Birmingham’s got Ghosts. Orgasms optional.

This far down rock n roll’s road, where – as David Coverdale has observed – as drifters we must walk alone, it’s damn hard to be original. After all, its all been done. First. Then ironically in a post modern type way, then earnestly copied by a retro mob. That doesn’t stop a hardy few having a go, though. And, if you are going to be original, than mixing doom, blues, a bleak country streak and industrial music might be a good way to start. Ok, that sounds rather odd – and it is – but really there’s no other way of describing what Dead Soul do. There’s three of them here as opposed to the usual duo. An extra guitarist has joined Niels Nielson and singer Anders Landelius. Drummers and bass players are for other bands – they can be delivered electronically – and it makes for a wonderfully hypnotic, dark and pulsing brew. Seven songs – four from new record “The Sheltering Sky” and three from their debut “In The Darkness” – is a decent window into their rather odd world. The blues tinged “Home By The Sea” and the Johnny Cash-esque desolation of “Burn Forever” are highlights, but it’s the closing “Inbetween” with its mighty ending groove that convinces any remaining doubters. Dead Soul are on their first trip to the UK. You suspect it won’t be their last.

About 15 minutes before show time the choral music starts and the incense is lit. The vibe is chilled and yet austere. And it’s rather at odds with the evil that’s to be summoned when the clocks tick nine.

Ghost (and let’s stop the tedious “who is in the band?” “Has Dave Grohl joined?” “Is it the fella who used to be in Crashdiet?” stuff, shall we? Who cares! Allow them to have some mystery) have just released album number three in “Meliora”, which is a fine record, but not a left turn, more a natural progression from their other two. Based solely on what went on before they came onstage, you’d imagine that it’d be business as usual for Papa Emertius III and the Nameless Ghouls.

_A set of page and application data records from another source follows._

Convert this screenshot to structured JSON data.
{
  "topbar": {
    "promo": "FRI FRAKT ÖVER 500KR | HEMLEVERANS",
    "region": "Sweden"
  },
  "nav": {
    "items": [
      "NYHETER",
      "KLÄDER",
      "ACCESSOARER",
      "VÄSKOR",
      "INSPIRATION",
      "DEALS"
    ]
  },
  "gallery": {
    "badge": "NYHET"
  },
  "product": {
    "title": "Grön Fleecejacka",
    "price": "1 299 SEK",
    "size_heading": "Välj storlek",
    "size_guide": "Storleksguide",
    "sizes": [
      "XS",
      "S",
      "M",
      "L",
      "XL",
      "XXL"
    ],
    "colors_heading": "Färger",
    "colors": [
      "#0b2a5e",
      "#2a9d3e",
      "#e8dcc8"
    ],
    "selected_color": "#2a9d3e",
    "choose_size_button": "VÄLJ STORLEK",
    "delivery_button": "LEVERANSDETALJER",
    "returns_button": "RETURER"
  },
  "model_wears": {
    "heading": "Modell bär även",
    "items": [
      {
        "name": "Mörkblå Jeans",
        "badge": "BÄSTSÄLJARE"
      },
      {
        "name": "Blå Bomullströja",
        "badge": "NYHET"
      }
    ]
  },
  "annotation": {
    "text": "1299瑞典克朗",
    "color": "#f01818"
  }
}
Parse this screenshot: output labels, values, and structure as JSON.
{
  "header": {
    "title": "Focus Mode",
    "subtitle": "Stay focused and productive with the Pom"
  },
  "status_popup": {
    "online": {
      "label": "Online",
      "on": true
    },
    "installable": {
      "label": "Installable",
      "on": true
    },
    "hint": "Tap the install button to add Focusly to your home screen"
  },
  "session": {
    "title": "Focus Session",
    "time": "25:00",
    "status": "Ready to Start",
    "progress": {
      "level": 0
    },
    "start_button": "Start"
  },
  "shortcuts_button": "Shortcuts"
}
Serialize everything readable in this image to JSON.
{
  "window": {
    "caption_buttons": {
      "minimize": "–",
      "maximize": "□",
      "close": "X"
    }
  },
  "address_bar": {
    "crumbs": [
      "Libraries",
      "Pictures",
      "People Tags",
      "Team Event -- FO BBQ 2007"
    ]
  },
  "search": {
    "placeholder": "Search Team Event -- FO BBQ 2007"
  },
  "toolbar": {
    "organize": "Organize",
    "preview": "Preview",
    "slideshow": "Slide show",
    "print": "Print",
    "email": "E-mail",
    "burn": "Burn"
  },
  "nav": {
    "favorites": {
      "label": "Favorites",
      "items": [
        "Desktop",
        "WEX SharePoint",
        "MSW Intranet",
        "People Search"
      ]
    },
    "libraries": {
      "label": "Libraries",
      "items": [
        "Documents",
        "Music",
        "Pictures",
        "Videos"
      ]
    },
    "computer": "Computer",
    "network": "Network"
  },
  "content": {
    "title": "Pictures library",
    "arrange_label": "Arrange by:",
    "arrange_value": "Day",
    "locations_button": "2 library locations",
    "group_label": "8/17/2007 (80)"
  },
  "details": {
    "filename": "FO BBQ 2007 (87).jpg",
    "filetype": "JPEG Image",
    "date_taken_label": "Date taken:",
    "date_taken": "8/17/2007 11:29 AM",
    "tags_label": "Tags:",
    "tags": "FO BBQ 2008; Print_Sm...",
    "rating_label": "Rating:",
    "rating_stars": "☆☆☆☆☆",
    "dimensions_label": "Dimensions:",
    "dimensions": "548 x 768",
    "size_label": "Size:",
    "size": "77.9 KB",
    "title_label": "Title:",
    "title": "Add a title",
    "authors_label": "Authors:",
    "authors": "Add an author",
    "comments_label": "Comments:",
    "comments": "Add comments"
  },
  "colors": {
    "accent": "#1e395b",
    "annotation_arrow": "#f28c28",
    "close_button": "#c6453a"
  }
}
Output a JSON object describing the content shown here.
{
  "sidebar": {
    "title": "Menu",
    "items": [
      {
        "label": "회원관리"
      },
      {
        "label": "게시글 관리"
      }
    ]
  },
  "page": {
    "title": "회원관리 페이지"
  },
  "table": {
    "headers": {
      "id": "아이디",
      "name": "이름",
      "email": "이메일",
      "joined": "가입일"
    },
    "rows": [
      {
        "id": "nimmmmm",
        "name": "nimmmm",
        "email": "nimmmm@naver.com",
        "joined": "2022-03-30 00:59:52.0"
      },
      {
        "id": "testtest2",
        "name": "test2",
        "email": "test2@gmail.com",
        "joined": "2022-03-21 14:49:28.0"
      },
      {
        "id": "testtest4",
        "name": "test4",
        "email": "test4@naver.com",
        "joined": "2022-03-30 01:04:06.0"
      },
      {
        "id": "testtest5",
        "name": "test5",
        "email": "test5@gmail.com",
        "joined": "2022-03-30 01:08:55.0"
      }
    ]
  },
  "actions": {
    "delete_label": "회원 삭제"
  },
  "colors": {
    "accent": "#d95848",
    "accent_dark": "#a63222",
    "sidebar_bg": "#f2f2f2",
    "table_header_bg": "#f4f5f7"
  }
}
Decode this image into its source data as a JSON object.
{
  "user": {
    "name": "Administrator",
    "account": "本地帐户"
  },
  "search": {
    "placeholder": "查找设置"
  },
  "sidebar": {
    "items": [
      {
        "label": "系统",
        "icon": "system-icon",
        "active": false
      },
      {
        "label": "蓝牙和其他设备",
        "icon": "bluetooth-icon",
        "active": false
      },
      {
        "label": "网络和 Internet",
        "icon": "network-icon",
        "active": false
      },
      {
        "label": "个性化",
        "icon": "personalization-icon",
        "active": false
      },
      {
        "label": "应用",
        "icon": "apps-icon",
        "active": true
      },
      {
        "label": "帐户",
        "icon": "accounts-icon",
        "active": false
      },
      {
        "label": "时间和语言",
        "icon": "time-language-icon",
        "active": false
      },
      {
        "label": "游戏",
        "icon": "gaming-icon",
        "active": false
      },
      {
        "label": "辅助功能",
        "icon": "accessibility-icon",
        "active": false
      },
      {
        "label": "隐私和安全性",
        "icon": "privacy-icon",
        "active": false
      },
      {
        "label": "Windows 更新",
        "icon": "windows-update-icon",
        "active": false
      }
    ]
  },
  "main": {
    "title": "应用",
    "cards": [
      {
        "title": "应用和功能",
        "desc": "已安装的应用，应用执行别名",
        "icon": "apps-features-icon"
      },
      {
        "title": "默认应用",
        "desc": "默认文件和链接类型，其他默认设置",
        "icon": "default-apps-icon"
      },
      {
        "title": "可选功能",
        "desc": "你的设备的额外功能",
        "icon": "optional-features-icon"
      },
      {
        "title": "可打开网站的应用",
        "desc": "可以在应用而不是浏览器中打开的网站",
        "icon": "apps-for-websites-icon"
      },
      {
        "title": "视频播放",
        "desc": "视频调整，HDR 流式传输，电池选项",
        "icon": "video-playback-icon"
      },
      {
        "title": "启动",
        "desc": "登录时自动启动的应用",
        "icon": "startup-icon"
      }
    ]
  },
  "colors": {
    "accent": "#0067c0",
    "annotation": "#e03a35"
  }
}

You’d be wrong.

This version of the band – and it’s probably the same band, with probably the same singer, but no one is too sure since they underwent a makeover from Beyonce’s stylist, is a very different (horned) beast from the band who supported Alice In Chains, for example. No longer po-faced and unsmiling, now Papa is content to send two young women dressed as Nuns (“the sisters of sin will work amongst you, no touching…..its for insurance” he jokes – yes, jokes – at one point) into the audience during “Body And Blood”, and for the second half the set even the Papal robes are gone, ditched in favour of a slicked back haircut and a look that’s about halfway between Freddie Mercury and Phantom Of The Opera.

The affect this has is rather interesting. Ghost have always had a Power Metal-style pomposity about them, but now it’s really to the fore on songs like “Cirice” and the highlight of “Absolution” from the new record.

They’d begun their 90 minute set with a pair from “Meliora” – and it’s a measure of the bands confidence in the new material that the around half the set is from it – with “Spirit” and “From The Pinnacle To The Pit” performing the same duties as on the record. They are followed by the debut album songs, “Ritual” and “Con Clavi Con Dio” (and these are the only songs they play from that breakthrough opus).

But it’s the new polished sheen that emerges halfway through that really elevates the show – and this is still a show in all senses of that word. This is coupled with great songs, “Mummy Dust” in particular superb with its genuinely heavy metal thump and without the mystical sauces that some Ghost songs are marinaded in, and a sense of spectacle and also the absurd.

After ostensibly finishing with “If You Have Ghosts” by Roky Erickson, the band don’t actually leave the stage before that “ode to the female orgasm” “Monstrance Clock” brings things to an …..urmmm climax.

Still, in that spirit, Birmingham came together, if you will, to worship the new look Ghost. Still unmistakably them, but at the same so different in feel. Satan just want mainstream.